And for that matter, this fruit stand could be in Ulan Bator, Mandalay, the Silk Road, or it could even be in Sr i-langka or Java. I saw a fruit stand just like it in Costa Rica up on a mountain road somewhere towards San Jose. This same type of fruit stand can be found in many parts of the Philippines, in Nueva Ecija, Abra, Sorsogon, Cagayan de Oro. You can find this fruit stand in the outskirts of Singapore, or in the New Territories outside Kowloon.

There are some things that don’t change. In my experience, when I come to a place or structure that shares the same features of the places and buildings reminding me of home I feel a strange sense of déjà vu. The sensation is strange because you know you stand on strange soil yet your eyes perceive familiar sights. The atmosphere suddenly becomes charged with a mixture of nostalgia, homesickness, maudlin and sentimental emotions.
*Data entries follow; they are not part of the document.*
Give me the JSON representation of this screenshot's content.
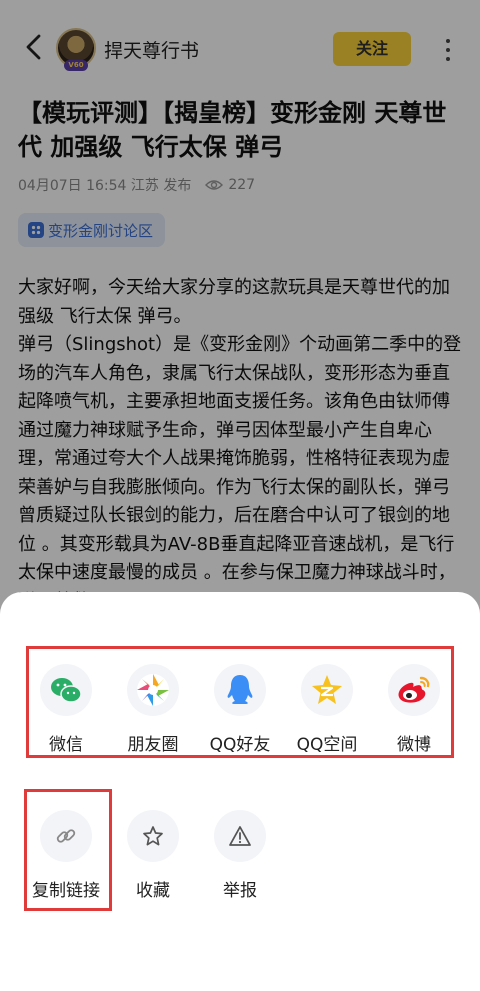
{
  "header": {
    "author": "捍天尊行书",
    "avatar_badge": "V60",
    "follow_label": "关注"
  },
  "article": {
    "title": "【模玩评测】【揭皇榜】变形金刚 天尊世代 加强级 飞行太保 弹弓",
    "meta": "04月07日 16:54 江苏 发布",
    "views": "227",
    "tag": "变形金刚讨论区",
    "body": "大家好啊，今天给大家分享的这款玩具是天尊世代的加强级 飞行太保 弹弓。\n弹弓（Slingshot）是《变形金刚》个动画第二季中的登场的汽车人角色，隶属飞行太保战队，变形形态为垂直起降喷气机，主要承担地面支援任务。该角色由钛师傅通过魔力神球赋予生命，弹弓因体型最小产生自卑心理，常通过夸大个人战果掩饰脆弱，性格特征表现为虚荣善妒与自我膨胀倾向。作为飞行太保的副队长，弹弓曾质疑过队长银剑的能力，后在磨合中认可了银剑的地位 。其变形载具为AV-8B垂直起降亚音速战机，是飞行太保中速度最慢的成员 。在参与保卫魔力神球战斗时，弹弓曾救"
  },
  "share_sheet": {
    "share_targets": [
      {
        "label": "微信",
        "icon": "wechat-icon",
        "color": "#2aae67"
      },
      {
        "label": "朋友圈",
        "icon": "moments-icon",
        "color": "#f5a623"
      },
      {
        "label": "QQ好友",
        "icon": "qq-icon",
        "color": "#3a8ef6"
      },
      {
        "label": "QQ空间",
        "icon": "qzone-icon",
        "color": "#f7c11f"
      },
      {
        "label": "微博",
        "icon": "weibo-icon",
        "color": "#e6162d"
      }
    ],
    "actions": [
      {
        "label": "复制链接",
        "icon": "link-icon"
      },
      {
        "label": "收藏",
        "icon": "star-icon"
      },
      {
        "label": "举报",
        "icon": "warning-icon"
      }
    ],
    "highlight_color": "#e03b3b"
  }
}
There you stand, transfixed by your surroundings in a timeless moment of eternity.

SAS Personnel Day Celebration


SASPersonnelDayWhen I attended St Augustine School back in the ’50s it was a gender segregated school. By this I mean the girls had their buildings and grounds and the boys had the church plaza and their boy’s department building by the belfry. It was a different world. A world without girls is not a natural world. To this day as I reflect on those bygone days of high school, I can conclude that gender segregation deprived us boys of an opportunity to develop social skills specially with the opposite sex.

But hey, that’s neither here nor there, and besides this is not the subject of this piece. The only SAS personnel when I attended SAS were the ladies who helped the Sisters in the convent. I remember one of them and her name was Agatuna. She spoke very little English and some disjointed Ilocano. But she managed to get work done from us kids in the book binding trade. She assisted Mother Urban in managing the book returns, refurbishment and rebinding, and text book re-issuance at the beginning of the school year.
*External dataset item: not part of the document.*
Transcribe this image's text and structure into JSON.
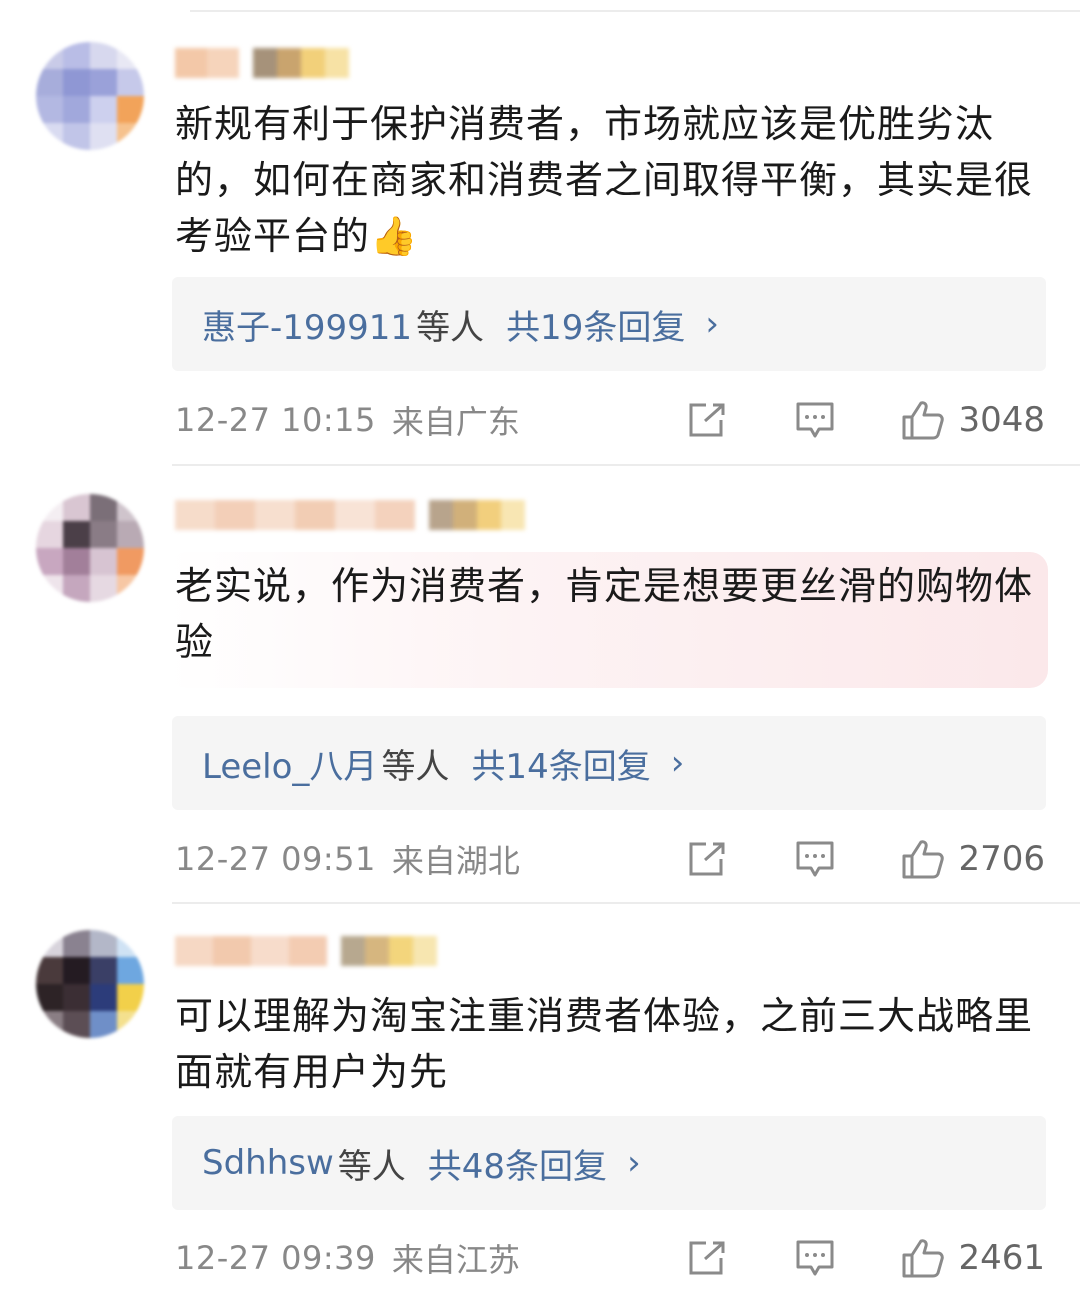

We were just kids, day dreamers and playful boys who knew nothing about life and reality. We traipsed through high school and worked revitalizing those books out of sheer fear of Mother Urban who had a mustache and a goatee. She was tough. One look from her spelled spiritual death you had to go see Father Carlos to get back into the church’s good graces. Agatuna was the “good cop” in that Mother Urban-Agatuna tandem. Agatuna suffered much from our juvenile derision and mild rebellion but she got the work done by threatening to report us to Mother Urban for our sloppy work.

In my memories, Agatuna, SAS Personnel of long ago did a splendid job helping the Nuns run the daily operations at St Augustine School. In many ways she counseled us, she showed us how to refurbish the books properly, showed us true loyalty and respect for authority, exemplified for us the spirit of reverence for the sacred; she showed us self-discipline. I am grateful for the time I worked under Agatuna’s tutelage and although she didn’t have a degree in Psychology she always knew how to give public recognition for a job well done and how to criticize in private. That experience, to me, has proved to be invaluable.

Thank you SAS personnel for continuing with the excellent tradition of service.